My 100th Sportsthoughts. Appropriate that it celebrates a truly outstanding sporting feat. Heineken Cup semi final at Twickenham. England’s best club team at the moment, Saracens, against the mighty Clermont Auvergne, up there with Toulon and Toulouse as the best of the French. Clermont regarded as favourites, with just a hint of doubt about their away form (although they beat Quins 16-13 in a hard-fought game in the group stage at the Stoop.)
Score: Saracens 46 Clermont 6. Whaaat happened?
Before I say something about the game, let me say how unreal this feels to be writing a blog in praise of Sarries. It would be the same as lauding Chelsea in the football. The big spenders (how they manage within the salary cap I don’t know). Poached a couple of Quins’ players in recent years: David Strettle and James Johnston. Fans have become newly arrogant, though there still aren’t that many of them. I had intended to write about Quins’ 24-20 victory over Leicester at the Stoop the Friday before last. Two comebacks required, fantastic atmosphere, keeps us in the hunt – just – for a top four place in the Premiership. But I had a busy weekend and then went off to Paris for a few days. The moment for a blog passed. Hard life!
So over to the semi final. The first half was close-fought and featured some unbelievably aggressive defending by Saracens. Their tackle count was amazing and was the result of the linespeed of the defending lines. With flanker Jacques Burger, Namibian behemoth, to the fore. The speed at which he launched into the Clermont attackers, with no regard at all for his own safety, was frightening. He deservedly won the Man Of The Match award, although there were plenty of other contenders.
But the first half also featured three – maybe four – big decisions, by referee Nigel Owens, which all went Sarries’ way. He is one of the best refs, and I’m not suggesting bias in any way, although I imagine the French media will have a field day. Sarries’ first try was beautifully crafted, with England reject Chris Ashton going through. A hint of the forward pass during the move, but no-one seemed to make much of a fuss about that.
Next was more controversial, as Owens awarded a penalty try to Saracens, having judged that Aussie Brock James, the Clermont fly half, had deliberately knocked the ball away in a challenge with the Sarries’ Argentinian centre Marcelo Bosch inside the Clermont try zone. Fair enough to give a penalty and yellow card to James. But the penalty try, when it wasn’t at all clear who might have scored, was harsh.

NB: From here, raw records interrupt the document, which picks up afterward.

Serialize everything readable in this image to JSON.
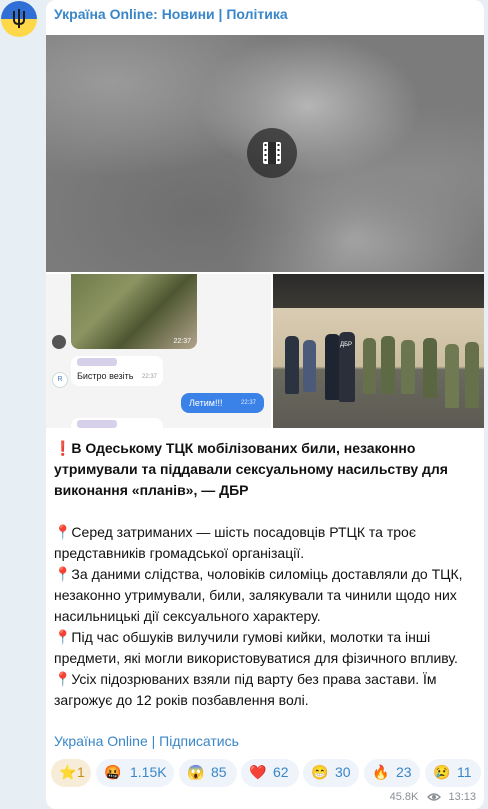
{
  "channel": {
    "name": "Україна Online: Новини | Політика",
    "avatar_icon": "ukraine-flag-trident-icon",
    "colors": {
      "link": "#3a86c8",
      "bubble": "#ffffff",
      "background": "#e7eef4"
    }
  },
  "media": {
    "video_icon": "film-icon",
    "chat": {
      "photo_time": "22:37",
      "incoming_text": "Бистро везіть",
      "incoming_time": "22:37",
      "outgoing_text": "Летим!!!",
      "outgoing_time": "22:37",
      "avatar_letter": "R"
    },
    "photo": {
      "sign": "ДБР"
    }
  },
  "message": {
    "headline": "❗️В Одеському ТЦК мобілізованих били, незаконно утримували та піддавали сексуальному насильству для виконання «планів», — ДБР",
    "points": [
      "📍Серед затриманих — шість посадовців РТЦК та троє представників громадської організації.",
      "📍За даними слідства, чоловіків силоміць доставляли до ТЦК, незаконно утримували, били, залякували та чинили щодо них насильницькі дії сексуального характеру.",
      "📍Під час обшуків вилучили гумові кийки, молотки та інші предмети, які могли використовуватися для фізичного впливу.",
      "📍Усіх підозрюваних взяли під варту без права застави. Їм загрожує до 12 років позбавлення волі."
    ],
    "footer": "Україна Online | Підписатись"
  },
  "reactions": [
    {
      "emoji": "⭐",
      "count": "1",
      "active": true
    },
    {
      "emoji": "🤬",
      "count": "1.15K",
      "active": false
    },
    {
      "emoji": "😱",
      "count": "85",
      "active": false
    },
    {
      "emoji": "❤️",
      "count": "62",
      "active": false
    },
    {
      "emoji": "😁",
      "count": "30",
      "active": false
    },
    {
      "emoji": "🔥",
      "count": "23",
      "active": false
    },
    {
      "emoji": "😢",
      "count": "11",
      "active": false
    }
  ],
  "meta": {
    "views": "45.8K",
    "views_icon": "eye-icon",
    "time": "13:13"
  }
}
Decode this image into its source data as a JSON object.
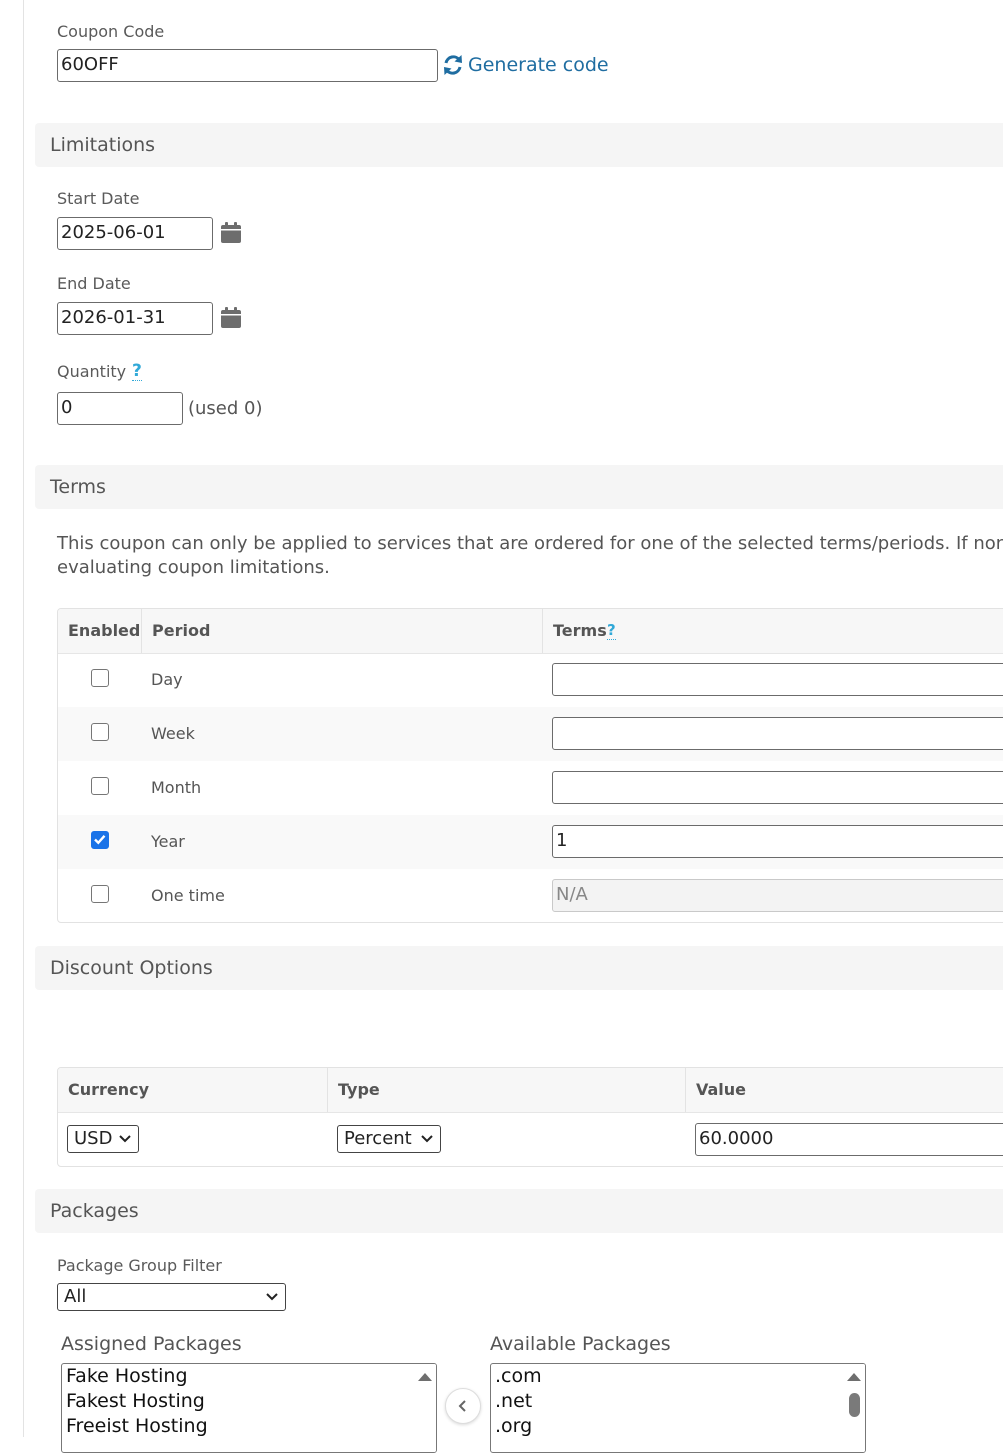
{
  "coupon": {
    "code_label": "Coupon Code",
    "code_value": "60OFF",
    "generate_label": "Generate code"
  },
  "limitations": {
    "title": "Limitations",
    "start_label": "Start Date",
    "start_value": "2025-06-01",
    "end_label": "End Date",
    "end_value": "2026-01-31",
    "quantity_label": "Quantity",
    "quantity_help": "?",
    "quantity_value": "0",
    "used_text": "(used 0)"
  },
  "terms": {
    "title": "Terms",
    "description_line1": "This coupon can only be applied to services that are ordered for one of the selected terms/periods. If none a",
    "description_line2": "evaluating coupon limitations.",
    "columns": {
      "enabled": "Enabled",
      "period": "Period",
      "terms": "Terms",
      "terms_help": "?"
    },
    "rows": [
      {
        "period": "Day",
        "checked": false,
        "terms": "",
        "disabled": false
      },
      {
        "period": "Week",
        "checked": false,
        "terms": "",
        "disabled": false
      },
      {
        "period": "Month",
        "checked": false,
        "terms": "",
        "disabled": false
      },
      {
        "period": "Year",
        "checked": true,
        "terms": "1",
        "disabled": false
      },
      {
        "period": "One time",
        "checked": false,
        "terms": "N/A",
        "disabled": true
      }
    ]
  },
  "discount": {
    "title": "Discount Options",
    "columns": {
      "currency": "Currency",
      "type": "Type",
      "value": "Value"
    },
    "currency": "USD",
    "type": "Percent",
    "value": "60.0000"
  },
  "packages": {
    "title": "Packages",
    "filter_label": "Package Group Filter",
    "filter_value": "All",
    "assigned_label": "Assigned Packages",
    "assigned": [
      "Fake Hosting",
      "Fakest Hosting",
      "Freeist Hosting"
    ],
    "available_label": "Available Packages",
    "available": [
      ".com",
      ".net",
      ".org"
    ]
  },
  "colors": {
    "accent": "#1f6da1",
    "help": "#31a9d8",
    "checkbox": "#1a73e8",
    "section_bg": "#f5f5f5"
  }
}
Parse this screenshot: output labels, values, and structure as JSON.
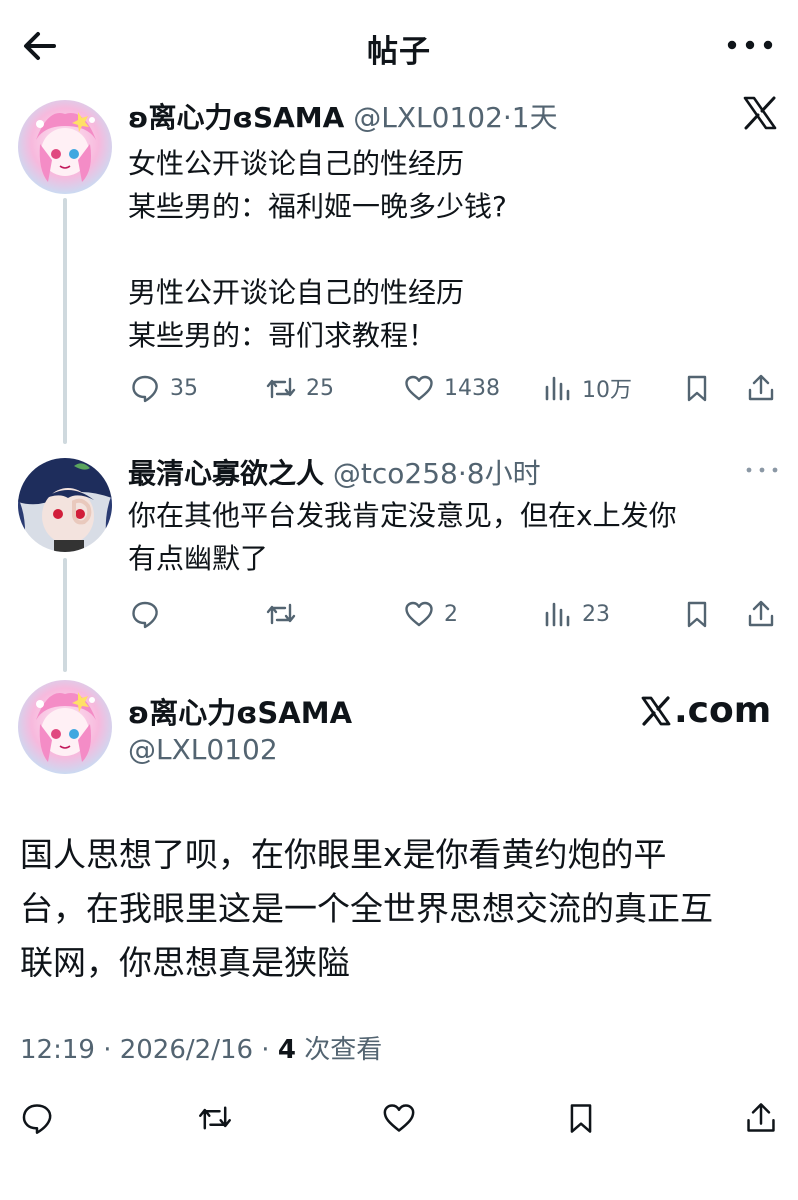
{
  "header": {
    "title": "帖子"
  },
  "tweets": [
    {
      "name": "ʚ离心力ɞSAMA",
      "handle": "@LXL0102",
      "time": "1天",
      "text": "女性公开谈论自己的性经历\n某些男的：福利姬一晚多少钱?\n\n男性公开谈论自己的性经历\n某些男的：哥们求教程！",
      "replies": "35",
      "reposts": "25",
      "likes": "1438",
      "views": "10万"
    },
    {
      "name": "最清心寡欲之人",
      "handle": "@tco258",
      "time": "8小时",
      "text": "你在其他平台发我肯定没意见，但在x上发你\n有点幽默了",
      "replies": "",
      "reposts": "",
      "likes": "2",
      "views": "23"
    }
  ],
  "main": {
    "name": "ʚ离心力ɞSAMA",
    "handle": "@LXL0102",
    "brand": ".com",
    "text": "国人思想了呗，在你眼里x是你看黄约炮的平\n台，在我眼里这是一个全世界思想交流的真正互\n联网，你思想真是狭隘",
    "timestamp": "12:19 · 2026/2/16 · ",
    "views_count": "4",
    "views_label": " 次查看"
  },
  "icons": {
    "back": "arrow-left-icon",
    "more": "more-horizontal-icon",
    "reply": "reply-bubble-icon",
    "repost": "repost-icon",
    "like": "heart-icon",
    "views": "views-bar-chart-icon",
    "bookmark": "bookmark-icon",
    "share": "share-upload-icon",
    "x": "x-logo-icon"
  },
  "colors": {
    "text": "#0f1419",
    "secondary": "#536471",
    "thread_line": "#cfd9de"
  }
}
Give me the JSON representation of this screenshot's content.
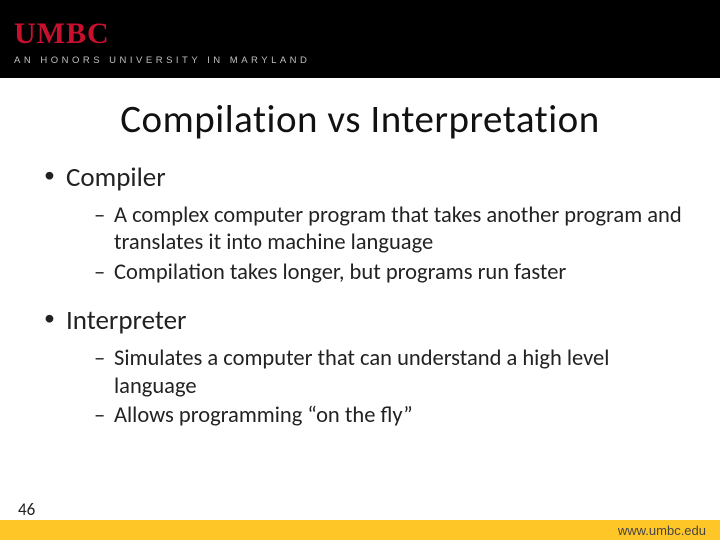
{
  "header": {
    "logo": "UMBC",
    "tagline": "AN HONORS UNIVERSITY IN MARYLAND"
  },
  "title": "Compilation vs Interpretation",
  "bullets": [
    {
      "label": "Compiler",
      "sub": [
        "A complex computer program that takes another program and translates it into machine language",
        "Compilation takes longer, but programs run faster"
      ]
    },
    {
      "label": "Interpreter",
      "sub": [
        "Simulates a computer that can understand a high level language",
        "Allows programming “on the fly”"
      ]
    }
  ],
  "footer": {
    "page": "46",
    "url": "www.umbc.edu"
  }
}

Clermont then started to put on the pressure. They scored what looked like a beautifully-worked try after a lineout ploy. It was disallowed for alleged blocking by a Clermont player on a Saracens defender. It looked marginal to me. On another day, the benefit of the doubt might have been given to Clermont.
Then, after a general melee, Sarries’ Owen Farrell emerged in space, having looked like he’d knocked the ball on, and ran through unchallenged for a try. Replays did show that the ball had hit his knee rather than hands when going forward, but again, on another day…
It meant that Saracens were 24-6 up at half time.
What would Clermont do to get back into the game? The answer was very little. There was a period of stalemate and then Sarries started to break through. Clermont lost hope and shape. Chris Ashton emerged as one of Sarries’ heroes, scoring two tries and and making another with a superb break and long pass. Andy Goode was excellent as full back, and points kicker on the day, as Owen Farrell had a bruised foot – not that you would have noticed, given the excellence of his general play. There were awesome defensive displays by hooker Schalk Brits, captain and second row Steve Borthwick and centre Brad Barritt, amongst others.
Essentially, Saracens blasted the Clermont pressure with fierce tackling, benefited from a couple of refereeing decisions, soaked up a bit more pressure and then let rip as Clermont’s morale wilted. It was an incredibly impressive display of rugby. Sky’s co-commentator Stuart Barnes – prone to hyperbole, but also speaking from experience as an international player – deemed it the finest club performance he had seen.
That will no doubt be disputed, especially by the Saracens-haters. The refereeing decisions will no doubt take centre stage in the reports on the game.
But while I don’t feel qualified to rank the performance against others, I will say that it was an amazing performance by Saracens – and let us not forget that it was against a normally outstanding French team.
Saracens will face either Toulon or Ireland’s Munster in the final in Cardiff. I will be rooting for Sarries, notwithstanding my normal dislike of the team, as a Quins fan. Rooting for the English boys and admiring their international colleagues. Even, and maybe especially, Jacques Burger…
(Both the photos here are copied from Google Images and are courtesy of Getty images)